A number of decorative boards carelessly attached to the pale front of a dull concrete apartment block – the Excelsior building, Berlin. For most of its inhabitants this is just a stopover, very soon, life is going to get better, and everyone is trying to find their own way: 49 year old Michael tries to live up to his former success as an escort by promoting the application of “invisible make-up” online. Claudia’s showgirl days are over, but the photos of a shooting session are to smooth her way back to the stage anyway. Norman’s startup “ChangeU” is designed to help people get happy and himself get a sleek new sports car…
Hardly anyone of them manages to evade falling victim to the temptations of our success-oriented society.
Claudia Mittag, Norman Specht, Michael van Gemert, Richard Hebstreit and others.
Director: Eric Lemke
Screenplay: Erik Lemke & André Krummel
DOP: André Krummel
Editing: Erik Lemke
Editing advice: Monika Schindler
Sound: Sebastian Tesch & Ansgar Frerich
Music: Tobias Burkhardt
Production: Peter Rommel – Rommel Film in co-production with Rundfunk Berlin-Brandenburg
Funded by: Medienboard Berlin-Brandenburg, BKM, DFFF German Film Fund, Board of Trustees for Young German Film

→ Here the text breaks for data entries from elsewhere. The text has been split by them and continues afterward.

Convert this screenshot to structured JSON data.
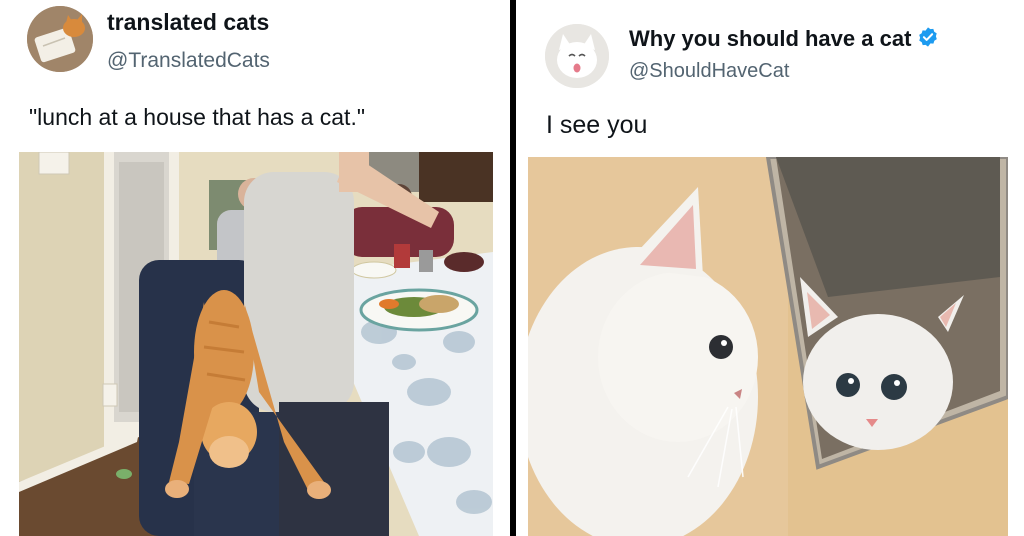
{
  "left_post": {
    "display_name": "translated cats",
    "handle": "@TranslatedCats",
    "text": "\"lunch at a house that has a cat.\"",
    "avatar_icon": "cat-on-book-avatar",
    "photo_desc_icon": "orange-cat-stretched-at-dinner-table-photo"
  },
  "right_post": {
    "display_name": "Why you should have a cat",
    "handle": "@ShouldHaveCat",
    "verified_icon": "verified-badge-icon",
    "text": "I see you",
    "avatar_icon": "white-cat-tongue-avatar",
    "photo_desc_icon": "white-kitten-looking-in-mirror-photo"
  },
  "colors": {
    "name": "#0f1419",
    "handle": "#536471",
    "verified": "#1d9bf0",
    "divider": "#000000"
  }
}
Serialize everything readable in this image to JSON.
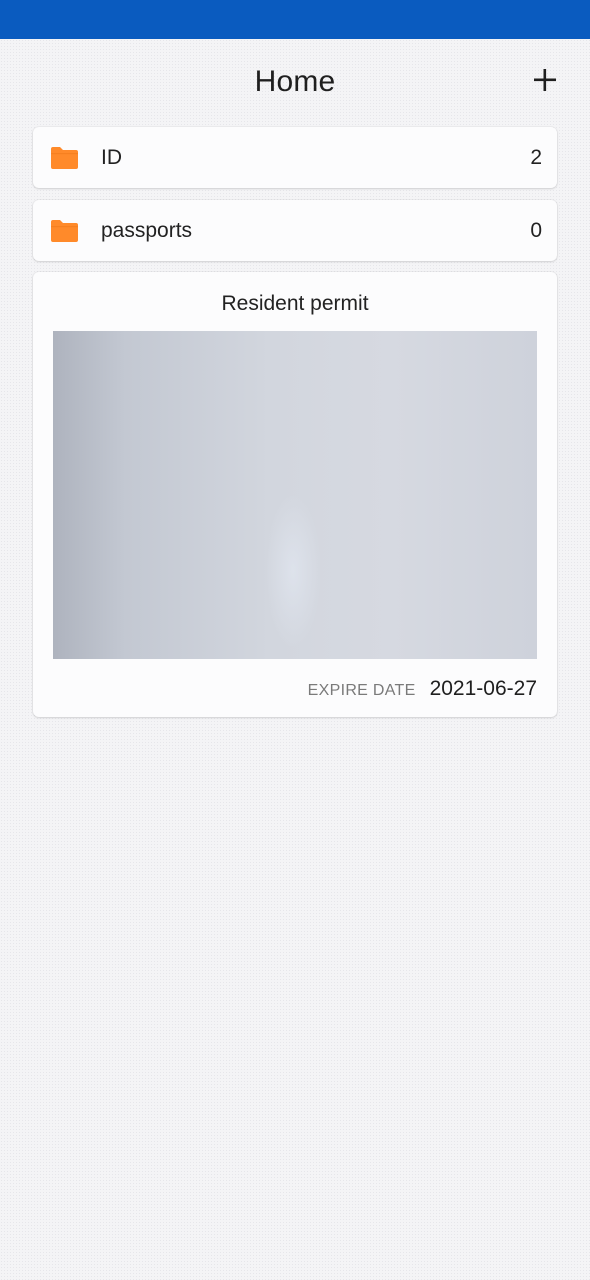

Erik Lemke was born in Dresden in 1983. From 2004 to 2007 he studied documentary film directing with Dmitri Sidorov at the St Petersburg State University for Film and Television. After working as an animator at Balance Film in Dresden he has since 2010 been living and working as an independent filmmaker in Berlin. He worked as an editor on the web documentary “Europe: The Eastern Border” directed by Tawan Arun and Joris Rühl and as an after-effects composer on the feature film “Alois Nebel” directed by Tomáš Luňák. Erik Lemke has also worked on his own short documentaries such as “Mich vermisst keiner!”, which premiered at DOK Leipzig 2016 and won several awards at festivals. Erik Lemke also works as a freelance lecturer for various youth projects and represents the German Media Council in the German Cultural Council’s expert committee on work & social issues. His directorial debut in the documentary feature film “Berlin Excelsior” premiered at the 51st Hofer Filmtage and was awarded the rating “Particularly Valuable” by the film rating board.

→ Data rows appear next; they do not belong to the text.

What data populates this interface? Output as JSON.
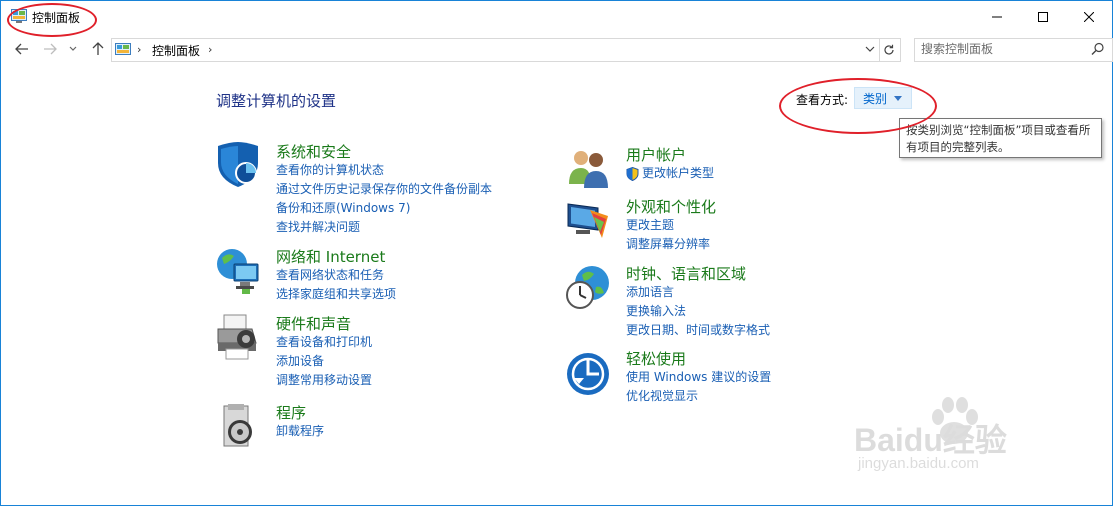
{
  "window": {
    "title": "控制面板",
    "controls": {
      "minimize": "minimize",
      "maximize": "maximize",
      "close": "close"
    }
  },
  "address_bar": {
    "breadcrumb": "控制面板",
    "search_placeholder": "搜索控制面板"
  },
  "main": {
    "title": "调整计算机的设置",
    "view_by_label": "查看方式:",
    "view_by_value": "类别",
    "tooltip": "按类别浏览“控制面板”项目或查看所有项目的完整列表。"
  },
  "categories_left": [
    {
      "title": "系统和安全",
      "links": [
        "查看你的计算机状态",
        "通过文件历史记录保存你的文件备份副本",
        "备份和还原(Windows 7)",
        "查找并解决问题"
      ]
    },
    {
      "title": "网络和 Internet",
      "links": [
        "查看网络状态和任务",
        "选择家庭组和共享选项"
      ]
    },
    {
      "title": "硬件和声音",
      "links": [
        "查看设备和打印机",
        "添加设备",
        "调整常用移动设置"
      ]
    },
    {
      "title": "程序",
      "links": [
        "卸载程序"
      ]
    }
  ],
  "categories_right": [
    {
      "title": "用户帐户",
      "links": [
        "更改帐户类型"
      ]
    },
    {
      "title": "外观和个性化",
      "links": [
        "更改主题",
        "调整屏幕分辨率"
      ]
    },
    {
      "title": "时钟、语言和区域",
      "links": [
        "添加语言",
        "更换输入法",
        "更改日期、时间或数字格式"
      ]
    },
    {
      "title": "轻松使用",
      "links": [
        "使用 Windows 建议的设置",
        "优化视觉显示"
      ]
    }
  ],
  "watermark": {
    "brand": "Baidu经验",
    "url": "jingyan.baidu.com"
  },
  "colors": {
    "link": "#1a5fb4",
    "category_title": "#1a7a1a",
    "page_title": "#1e3287",
    "annotation": "#e0202a",
    "border": "#1883d7"
  }
}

There is a recurring theme which haunts the lives of residents of Excelsior-Haus. Most are just living ‘temporarily’ in this faceless concrete tower block, hoping to move on to greater things, but never quite ‘arriving’. Is there something special with this building, that holds – without deserving the credit – the name Excelsior (Latin for sublime). Or is it more an expression of our time?
Documenting the zeitgeist is usually only possible through precise observation. Berlin Excelsior doesn’t lose itself in biographical details of its protagonists, but offers fleeting glimpses and insights, like snapshots within the moments of their lives. Only where stories and people are not described to the very end, identification is possible.

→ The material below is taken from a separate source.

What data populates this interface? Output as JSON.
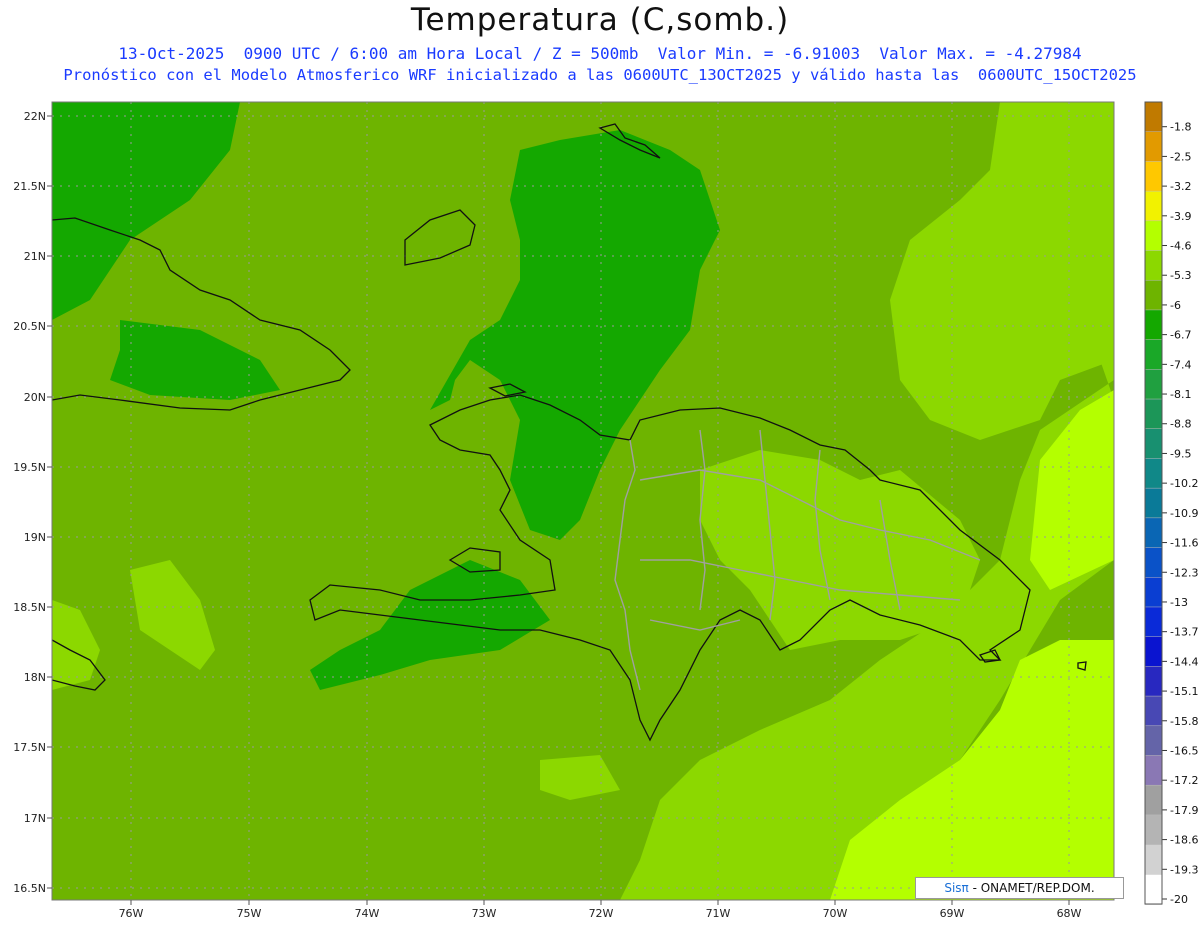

“Some neoliberals still believe in the trickle-down effect, according to which wealth trickles down from the top to the bottom and thus benefits everyone in the end. Statistics refute this. But what actually percolates is ideology. What is tried out in expensive management seminars, what fills thousands of guidebooks, what politicians and celebrities talk about every day, eventually reaches the bottom – even dubious projects like the “Ich-AG” bear witness to this development. Those below, the people portrayed by Lemke, then imitate what is said above. Berlin Excelsior” shows this in beautiful, sad and rethinking images.”
Wolfgang M. Schmitt: Rhein-Zeitung
“There is probably a consensus that the architects of the house of Excelsior missed timeless beauty. (…) Conscious of its creative power, the camera repeatedly dissects the building, looking at it from everywhere, as if in constant search of a cut, an angle that will make the house appear in a better light. And indeed, the sublimation succeeds. It is not the house itself that is beautiful, but the sections, their juxtaposition, without any binding panning, the eternal succession of open and closed windows. And of course – we are in Berlin, after all – the aesthetics of decay: in the middle of the filth, on the 17th floor, there is a noble sky restaurant.”
Manon Cavagna: critic.de
“Between the glamour of the penthouse club restaurant and the decaying basement bunker below, Berlin Excelsior traces the stories of the people who live here. A preserved microcosm of an already outdated Berlin feeling.”
Alexander Soyez: Inforadio
51. Internationale Hofer Filmtage 2017
14. achtung berlin – new berlin film award 2018
dokKa Festival 2018
23rd Berlin & Beyond San Francisco 2019
FBW-Prädikat “especially valuable”